BlackBerry (Nasdaq: RIMM; Toronto: RIM) says software developers are gung ho about developing applications for its BlackBerry 10 operating system and that rather than shrink, its "vendor base has growth 157 percent," according to a blog post by Alec Saunders, one of its senior executives. Saunders was responding to what he described as a shocking and allegedly erroneous report from an analyst at Baird Equity Research.
The opposing view is worth discussing further in light of what the shrinkage in the pool of developers working on applications for RIM devices might mean for the company. Considering the challenges already facing the company, a decline in interest from software application developers could further endanger the Canadian company at a time it needs to make a huge splash when it finally introduces the latest upgrade to the BlackBerry operating system.
Saunders tried hard to reshape the conversation surrounding RIM. Considering his position within the company, the numbers he threw out should also be convincing. Here's more from Saunders:
We have developers submitting amazing apps for BlackBerry PlayBook users. In fact, the BlackBerry PlayBook app catalog has grown by more than 15,000 apps since January 1 of this year. We just announced that more than three billion applications have been downloaded from BlackBerry App World since launch.
But much more importantly, the BlackBerry 10 Jam World Tour we are currently hosting in 23 cities across the globe has seen over capacity registration in almost every city, including New York, Santa Clara, Toronto, Jakarta, Singapore, Delhi, and Montreal. We have already spoken to almost 5,000 developers and the feedback has been phenomenal (don’t take my word for it, search Twitter for the hashtag #bb10jam).
I don't doubt Saunders's sincerity or the intensity of his passion about the BlackBerry operating system. But here's the opposing view. Baird analyst William Power reportedly said:
...31 percent of BB10 developers had migrated their work to other operating systems this quarter, mainly Google's Android system... Many developers who planned to jump ship have already made the move, leaving a BlackBerry developer base that is smaller but increasingly loyal.

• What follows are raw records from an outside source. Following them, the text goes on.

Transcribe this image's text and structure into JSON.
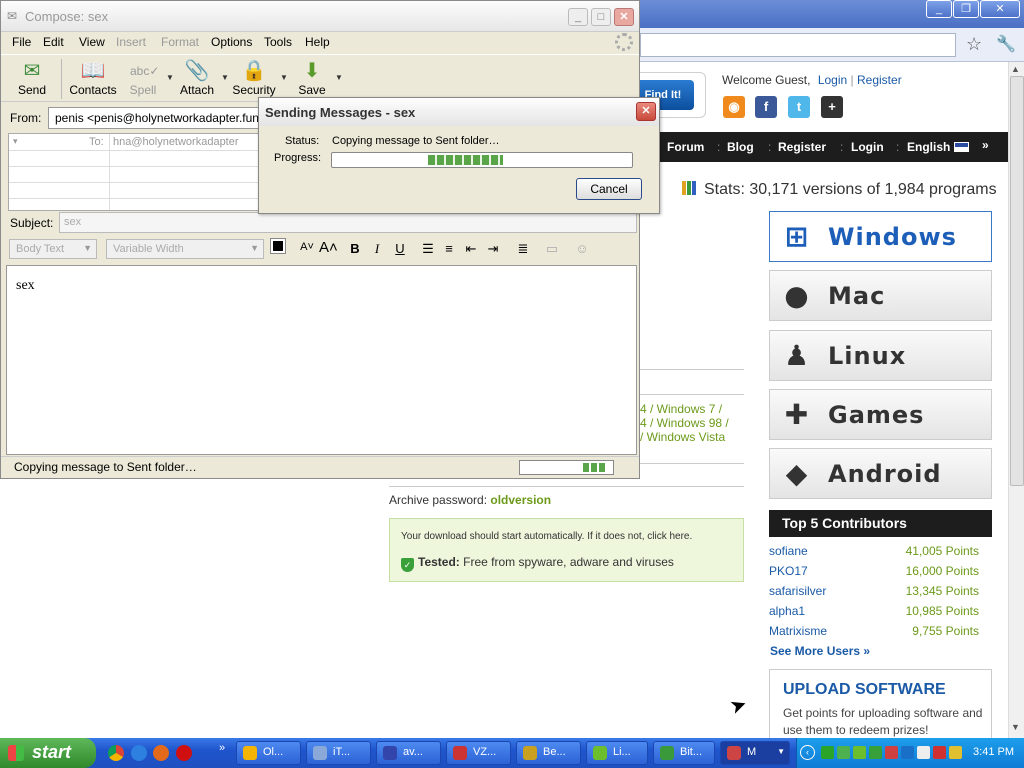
{
  "browser": {
    "find_button": "Find It!",
    "welcome_prefix": "Welcome Guest,",
    "login_link": "Login",
    "register_link": "Register",
    "nav": [
      "Forum",
      "Blog",
      "Register",
      "Login",
      "English"
    ],
    "stats": "Stats: 30,171 versions of 1,984 programs",
    "platforms": [
      "Windows",
      "Mac",
      "Linux",
      "Games",
      "Android"
    ],
    "compat_lines": [
      "4 / Windows 7 /",
      "4 / Windows 98 /",
      "/ Windows Vista"
    ],
    "archive_label": "Archive password:",
    "archive_value": "oldversion",
    "download_msg": "Your download should start automatically. If it does not, click here.",
    "tested_label": "Tested:",
    "tested_text": "Free from spyware, adware and viruses",
    "contributors_title": "Top 5 Contributors",
    "contributors": [
      {
        "name": "sofiane",
        "points": "41,005 Points"
      },
      {
        "name": "PKO17",
        "points": "16,000 Points"
      },
      {
        "name": "safarisilver",
        "points": "13,345 Points"
      },
      {
        "name": "alpha1",
        "points": "10,985 Points"
      },
      {
        "name": "Matrixisme",
        "points": "9,755 Points"
      }
    ],
    "see_more": "See More Users »",
    "upload_title": "UPLOAD SOFTWARE",
    "upload_desc": "Get points for uploading software and use them to redeem prizes!"
  },
  "compose": {
    "title": "Compose: sex",
    "menus": [
      "File",
      "Edit",
      "View",
      "Insert",
      "Format",
      "Options",
      "Tools",
      "Help"
    ],
    "toolbar": [
      "Send",
      "Contacts",
      "Spell",
      "Attach",
      "Security",
      "Save"
    ],
    "from_label": "From:",
    "from_value": "penis <penis@holynetworkadapter.fun>",
    "to_label": "To:",
    "to_value": "hna@holynetworkadapter",
    "subject_label": "Subject:",
    "subject_value": "sex",
    "body_style": "Body Text",
    "font": "Variable Width",
    "body_text": "sex",
    "status_text": "Copying message to Sent folder…"
  },
  "dialog": {
    "title": "Sending Messages - sex",
    "status_label": "Status:",
    "status_value": "Copying message to Sent folder…",
    "progress_label": "Progress:",
    "progress_fraction": 0.25,
    "cancel": "Cancel"
  },
  "taskbar": {
    "start": "start",
    "tasks": [
      "Ol...",
      "iT...",
      "av...",
      "VZ...",
      "Be...",
      "Li...",
      "Bit...",
      "M"
    ],
    "clock": "3:41 PM"
  },
  "colors": {
    "accent_blue": "#1a5aa6",
    "green_points": "#6c9a1a",
    "taskbar_blue": "#245edb"
  }
}
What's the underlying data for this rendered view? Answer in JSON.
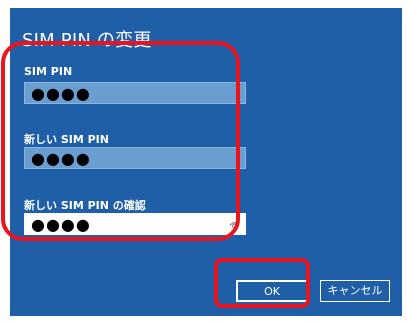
{
  "dialog": {
    "title": "SIM PIN の変更",
    "background_color": "#1f5fa8",
    "highlight_color": "#e8141e"
  },
  "fields": [
    {
      "label": "SIM PIN",
      "value": "●●●●"
    },
    {
      "label": "新しい SIM PIN",
      "value": "●●●●"
    },
    {
      "label": "新しい SIM PIN の確認",
      "value": "●●●●",
      "icon": "reveal-password-icon"
    }
  ],
  "buttons": {
    "ok_label": "OK",
    "cancel_label": "キャンセル"
  }
}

There's no confusion here. In some ways, one could argue that both parties are actually right. If you are a developer today and you don't truly believe anymore that RIM and its BlackBerry operating system will continue to play a commanding role in the mobile communications equipment market, it is likely you've already moved on to other platforms or that you devote less time to RIM apps. Conversely, if you've decided to place a huge bet on RIM, then the probability is pretty high that you would be cranking out a prodigious number of apps for BlackBerry OS.
It doesn't seem farfetched to believe developers might be paying more attention to Apple Inc. (Nasdaq: AAPL) iOS and Google's Android: The two operating systems currently dominate the market. At the same time, it's unlikely that RIM, with customers in the hundreds of millions still using the BlackBerry (I still have mine), would be completely abandoned by developers. Responses to Saunders's blog, for instance, showed clearly that there are still many developers passionate about the BlackBerry.
What this controversy doesn't change, however, is that RIM is still in a precarious situation. The company may have committed developers but their passion won't count for much if it doesn't quickly unveil the update to its operating system and if it fails to wow the market. Saunders' point about how the "BlackBerry PlayBook app catalog has grown by more than 15,000 apps since January 1 this year," falls flat with me. The PlayBook tablet PC is not a success by any stretch of the imagination. Even if it has apps in the millions, RIM isn't currently benefitting from this because consumers aren't buying the PlayBook.
If RIM wants to win this fight and squelch the controversy about developer patronage, it should stop delaying the rollout of the new operating system and make sure it rocks. It also needs to follow up with devices consumers can't resist. That should shut down the negative reports. It might even receive a ratings upgrade from Baird's Power.